What the exercise asks:
Find every line of the data below that has "into" in it. Reply with the number only.
*** Exercise data
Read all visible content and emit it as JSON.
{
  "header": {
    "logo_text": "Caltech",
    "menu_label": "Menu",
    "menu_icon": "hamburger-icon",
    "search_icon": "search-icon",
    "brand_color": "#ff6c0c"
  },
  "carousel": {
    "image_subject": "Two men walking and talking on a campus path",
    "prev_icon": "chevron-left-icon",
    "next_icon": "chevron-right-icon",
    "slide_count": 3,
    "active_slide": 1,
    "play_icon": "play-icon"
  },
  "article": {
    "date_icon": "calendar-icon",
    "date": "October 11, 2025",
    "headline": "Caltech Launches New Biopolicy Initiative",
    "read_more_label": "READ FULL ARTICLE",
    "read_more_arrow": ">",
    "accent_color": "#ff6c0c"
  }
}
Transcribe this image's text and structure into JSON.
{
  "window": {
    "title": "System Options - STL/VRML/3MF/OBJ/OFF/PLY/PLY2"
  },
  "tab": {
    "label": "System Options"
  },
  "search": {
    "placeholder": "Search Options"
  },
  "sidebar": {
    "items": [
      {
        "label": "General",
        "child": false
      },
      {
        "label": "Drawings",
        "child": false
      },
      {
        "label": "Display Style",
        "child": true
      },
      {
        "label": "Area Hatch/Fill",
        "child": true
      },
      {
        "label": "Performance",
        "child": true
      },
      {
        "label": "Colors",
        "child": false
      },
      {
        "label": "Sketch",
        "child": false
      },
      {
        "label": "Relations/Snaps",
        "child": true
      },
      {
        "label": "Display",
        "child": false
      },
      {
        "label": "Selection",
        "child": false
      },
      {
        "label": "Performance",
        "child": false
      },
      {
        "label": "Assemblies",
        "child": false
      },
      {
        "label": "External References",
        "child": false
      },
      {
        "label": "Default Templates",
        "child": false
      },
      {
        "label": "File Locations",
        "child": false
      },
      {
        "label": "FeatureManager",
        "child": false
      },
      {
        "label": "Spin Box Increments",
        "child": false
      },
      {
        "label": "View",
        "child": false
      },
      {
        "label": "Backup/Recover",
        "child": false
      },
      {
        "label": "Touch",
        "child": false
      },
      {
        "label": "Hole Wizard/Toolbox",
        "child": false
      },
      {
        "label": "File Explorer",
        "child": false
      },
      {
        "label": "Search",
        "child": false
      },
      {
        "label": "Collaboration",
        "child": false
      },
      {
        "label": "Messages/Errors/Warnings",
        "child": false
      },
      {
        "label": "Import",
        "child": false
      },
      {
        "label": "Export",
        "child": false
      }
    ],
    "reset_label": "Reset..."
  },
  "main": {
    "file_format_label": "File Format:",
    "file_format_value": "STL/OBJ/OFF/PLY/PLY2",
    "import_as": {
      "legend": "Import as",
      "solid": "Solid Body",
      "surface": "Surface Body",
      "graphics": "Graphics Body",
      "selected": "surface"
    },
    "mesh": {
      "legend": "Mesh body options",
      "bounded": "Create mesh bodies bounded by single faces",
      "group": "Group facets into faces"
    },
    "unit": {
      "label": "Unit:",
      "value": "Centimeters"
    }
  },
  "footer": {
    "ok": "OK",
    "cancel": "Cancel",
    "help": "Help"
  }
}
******
Task result:
2